EXERCISE GOAL
Produce an exact copy of all the records.

*-*-*

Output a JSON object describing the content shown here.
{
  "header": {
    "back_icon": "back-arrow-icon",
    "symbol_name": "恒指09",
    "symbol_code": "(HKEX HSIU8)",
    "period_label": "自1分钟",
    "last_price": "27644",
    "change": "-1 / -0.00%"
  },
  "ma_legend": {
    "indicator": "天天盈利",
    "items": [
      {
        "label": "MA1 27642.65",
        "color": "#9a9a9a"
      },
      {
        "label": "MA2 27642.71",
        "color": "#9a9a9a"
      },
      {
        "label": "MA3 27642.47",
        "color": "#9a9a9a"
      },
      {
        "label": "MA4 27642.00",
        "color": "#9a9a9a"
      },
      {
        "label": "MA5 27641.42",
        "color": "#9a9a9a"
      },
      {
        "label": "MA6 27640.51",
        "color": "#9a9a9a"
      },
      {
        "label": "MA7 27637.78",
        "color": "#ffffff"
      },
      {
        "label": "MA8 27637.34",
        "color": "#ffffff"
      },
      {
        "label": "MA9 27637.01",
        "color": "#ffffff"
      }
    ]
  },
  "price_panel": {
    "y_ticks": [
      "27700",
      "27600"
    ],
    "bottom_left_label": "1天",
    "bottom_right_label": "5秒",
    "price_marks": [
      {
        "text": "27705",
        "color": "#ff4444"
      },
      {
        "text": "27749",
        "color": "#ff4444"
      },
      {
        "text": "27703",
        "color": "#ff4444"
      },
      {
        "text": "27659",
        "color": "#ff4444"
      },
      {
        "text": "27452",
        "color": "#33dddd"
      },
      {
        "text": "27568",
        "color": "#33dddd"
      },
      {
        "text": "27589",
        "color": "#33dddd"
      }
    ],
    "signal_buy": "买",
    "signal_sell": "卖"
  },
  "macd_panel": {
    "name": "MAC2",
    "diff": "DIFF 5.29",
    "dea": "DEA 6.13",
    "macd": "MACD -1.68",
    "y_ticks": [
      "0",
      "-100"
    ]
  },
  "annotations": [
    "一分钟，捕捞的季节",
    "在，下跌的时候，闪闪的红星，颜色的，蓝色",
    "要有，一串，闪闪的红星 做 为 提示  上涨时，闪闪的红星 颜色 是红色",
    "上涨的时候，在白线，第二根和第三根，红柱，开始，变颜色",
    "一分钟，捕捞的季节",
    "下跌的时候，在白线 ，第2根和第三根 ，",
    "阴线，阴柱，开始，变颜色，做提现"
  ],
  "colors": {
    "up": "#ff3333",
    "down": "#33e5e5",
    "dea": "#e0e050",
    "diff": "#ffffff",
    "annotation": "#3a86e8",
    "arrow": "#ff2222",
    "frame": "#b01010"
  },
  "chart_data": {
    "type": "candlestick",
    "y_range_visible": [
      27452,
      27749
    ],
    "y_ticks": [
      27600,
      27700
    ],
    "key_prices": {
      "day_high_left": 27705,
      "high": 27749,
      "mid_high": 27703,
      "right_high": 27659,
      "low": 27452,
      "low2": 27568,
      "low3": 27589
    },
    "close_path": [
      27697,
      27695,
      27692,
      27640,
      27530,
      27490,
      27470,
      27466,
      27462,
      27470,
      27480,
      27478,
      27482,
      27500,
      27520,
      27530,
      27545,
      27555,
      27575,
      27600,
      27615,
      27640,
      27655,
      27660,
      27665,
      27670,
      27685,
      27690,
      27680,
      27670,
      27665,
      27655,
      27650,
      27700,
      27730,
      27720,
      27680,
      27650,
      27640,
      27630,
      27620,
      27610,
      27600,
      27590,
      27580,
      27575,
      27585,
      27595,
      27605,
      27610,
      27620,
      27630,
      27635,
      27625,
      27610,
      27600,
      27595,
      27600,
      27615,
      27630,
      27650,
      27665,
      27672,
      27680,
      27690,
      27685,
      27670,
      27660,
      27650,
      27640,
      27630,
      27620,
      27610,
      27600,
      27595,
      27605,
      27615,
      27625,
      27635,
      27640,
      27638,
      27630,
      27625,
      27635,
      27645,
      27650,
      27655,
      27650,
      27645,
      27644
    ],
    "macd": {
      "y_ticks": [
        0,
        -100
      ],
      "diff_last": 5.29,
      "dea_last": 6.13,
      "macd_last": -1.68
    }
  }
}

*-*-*

REPLY TO THE EXERCISE
Output a JSON object describing the content shown here.
{
  "header": {
    "back_icon": "back-arrow-icon",
    "symbol_name": "恒指09",
    "symbol_code": "(HKEX HSIU8)",
    "period_label": "自1分钟",
    "last_price": "27644",
    "change": "-1 / -0.00%"
  },
  "ma_legend": {
    "indicator": "天天盈利",
    "items": [
      {
        "label": "MA1 27642.65",
        "color": "#9a9a9a"
      },
      {
        "label": "MA2 27642.71",
        "color": "#9a9a9a"
      },
      {
        "label": "MA3 27642.47",
        "color": "#9a9a9a"
      },
      {
        "label": "MA4 27642.00",
        "color": "#9a9a9a"
      },
      {
        "label": "MA5 27641.42",
        "color": "#9a9a9a"
      },
      {
        "label": "MA6 27640.51",
        "color": "#9a9a9a"
      },
      {
        "label": "MA7 27637.78",
        "color": "#ffffff"
      },
      {
        "label": "MA8 27637.34",
        "color": "#ffffff"
      },
      {
        "label": "MA9 27637.01",
        "color": "#ffffff"
      }
    ]
  },
  "price_panel": {
    "y_ticks": [
      "27700",
      "27600"
    ],
    "bottom_left_label": "1天",
    "bottom_right_label": "5秒",
    "price_marks": [
      {
        "text": "27705",
        "color": "#ff4444"
      },
      {
        "text": "27749",
        "color": "#ff4444"
      },
      {
        "text": "27703",
        "color": "#ff4444"
      },
      {
        "text": "27659",
        "color": "#ff4444"
      },
      {
        "text": "27452",
        "color": "#33dddd"
      },
      {
        "text": "27568",
        "color": "#33dddd"
      },
      {
        "text": "27589",
        "color": "#33dddd"
      }
    ],
    "signal_buy": "买",
    "signal_sell": "卖"
  },
  "macd_panel": {
    "name": "MAC2",
    "diff": "DIFF 5.29",
    "dea": "DEA 6.13",
    "macd": "MACD -1.68",
    "y_ticks": [
      "0",
      "-100"
    ]
  },
  "annotations": [
    "一分钟，捕捞的季节",
    "在，下跌的时候，闪闪的红星，颜色的，蓝色",
    "要有，一串，闪闪的红星 做 为 提示  上涨时，闪闪的红星 颜色 是红色",
    "上涨的时候，在白线，第二根和第三根，红柱，开始，变颜色",
    "一分钟，捕捞的季节",
    "下跌的时候，在白线 ，第2根和第三根 ，",
    "阴线，阴柱，开始，变颜色，做提现"
  ],
  "colors": {
    "up": "#ff3333",
    "down": "#33e5e5",
    "dea": "#e0e050",
    "diff": "#ffffff",
    "annotation": "#3a86e8",
    "arrow": "#ff2222",
    "frame": "#b01010"
  },
  "chart_data": {
    "type": "candlestick",
    "y_range_visible": [
      27452,
      27749
    ],
    "y_ticks": [
      27600,
      27700
    ],
    "key_prices": {
      "day_high_left": 27705,
      "high": 27749,
      "mid_high": 27703,
      "right_high": 27659,
      "low": 27452,
      "low2": 27568,
      "low3": 27589
    },
    "close_path": [
      27697,
      27695,
      27692,
      27640,
      27530,
      27490,
      27470,
      27466,
      27462,
      27470,
      27480,
      27478,
      27482,
      27500,
      27520,
      27530,
      27545,
      27555,
      27575,
      27600,
      27615,
      27640,
      27655,
      27660,
      27665,
      27670,
      27685,
      27690,
      27680,
      27670,
      27665,
      27655,
      27650,
      27700,
      27730,
      27720,
      27680,
      27650,
      27640,
      27630,
      27620,
      27610,
      27600,
      27590,
      27580,
      27575,
      27585,
      27595,
      27605,
      27610,
      27620,
      27630,
      27635,
      27625,
      27610,
      27600,
      27595,
      27600,
      27615,
      27630,
      27650,
      27665,
      27672,
      27680,
      27690,
      27685,
      27670,
      27660,
      27650,
      27640,
      27630,
      27620,
      27610,
      27600,
      27595,
      27605,
      27615,
      27625,
      27635,
      27640,
      27638,
      27630,
      27625,
      27635,
      27645,
      27650,
      27655,
      27650,
      27645,
      27644
    ],
    "macd": {
      "y_ticks": [
        0,
        -100
      ],
      "diff_last": 5.29,
      "dea_last": 6.13,
      "macd_last": -1.68
    }
  }
}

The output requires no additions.